Generalizing about the musical traditions of a country like the Congo is problematic. Each of those 700 ethnic groups has its own cultural traditions — of dance, music, singing, costumes and masks — and while there are similarities and overlap between the traditions, there is much that is unique in each tradition. Suffice it to say that the musical culture of the Congo is incredibly rich, complex and impossible to unravel.
The Wacongo Dance Company, which performs at UD’s Boll Theatre April 7, was founded in 1998 in Kinshasa, the capital of the Democratic Republic of the Congo, by Elie Kihonia, a multi-instrumentalist and choir veteran. Wacongo’s repertoire of music, dance and drumming represents some 400 of these traditional groups, including the Luba, Mongo, Kongo, Mbala, Bantu, Pende, Kuba, Mbunda and many more.
Like the Eskimos, who reportedly have no word for “snow,” people in the Congo have no particular name for Congolese music. The closest is “muziki na biso,” which means “our music,” as opposed to foreign music. To people outside of the country, most Congolese music is known as soukous, though technically soukous is just one of the many genres of Congolese music; others include rumba, madiaba and mutuashi.
There’s a remarkably fluid line in the Congo between traditional music and pop music. Even the most pop-oriented music has its traditional elements. Many of the core members of Wacongo have worked with Afro-pop artists, including such artists as Papa Wemba, Koffi Olomide, Kanda Bongo Man, Franco (guitarist Francois Luambo Makiadi), Soukous Stars and Orchestre Afrisa International, the influential band led by soukous pioneer Tabu Ley Rochereau.

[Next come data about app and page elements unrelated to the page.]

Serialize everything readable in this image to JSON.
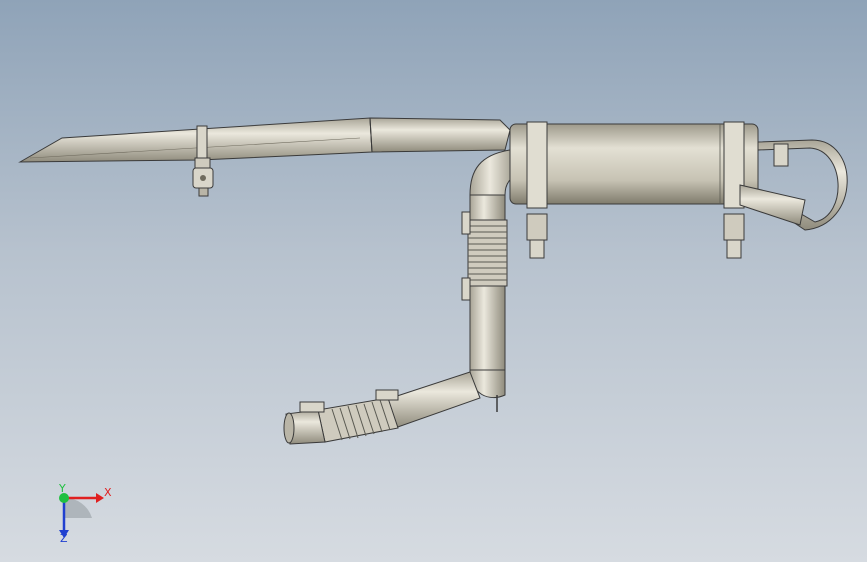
{
  "viewport": {
    "background_top": "#8fa3b8",
    "background_bottom": "#d6dbe1"
  },
  "model": {
    "name_icon": "exhaust-pipe-assembly",
    "colors": {
      "metal": "#c9c5b6",
      "metal_light": "#e6e3d8",
      "metal_dark": "#8f8b7c",
      "edge": "#3a3a3a"
    }
  },
  "triad": {
    "x_label": "X",
    "y_label": "Y",
    "z_label": "Z",
    "x_color": "#e02020",
    "y_color": "#20c040",
    "z_color": "#2040d0"
  }
}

This interplay between pop and traditional music has influenced and enriched both styles. It seems unforced in a place where the traditional is never far from the surface, but it was once a matter of state policy.
During the late 1960s and 1970s, the country (then known as Zaire) struggled with President Mobutu’s infamous retour à l’authenticité (return to authenticity) policies. Based on China’s Cultural Revolution, Mobutu’s idea was to renounce all “foreign” influences, purge the country of the last vestiges of its colonial past, re-Africanize Africa and return to some dimly remembered time when everything was better. The policies worked about as well as you’d expect — the Mao-jacket-inspired dress code for public employees went over really well — but traditional music did gain a somewhat higher profile as a result.
The music of the Wacongo Dance Company is high-energy, exciting and woven from many, many strands, both traditional and modern. My advice is to go to the show and open your ears and mind. Don’t try to figure it out. Just enjoy it.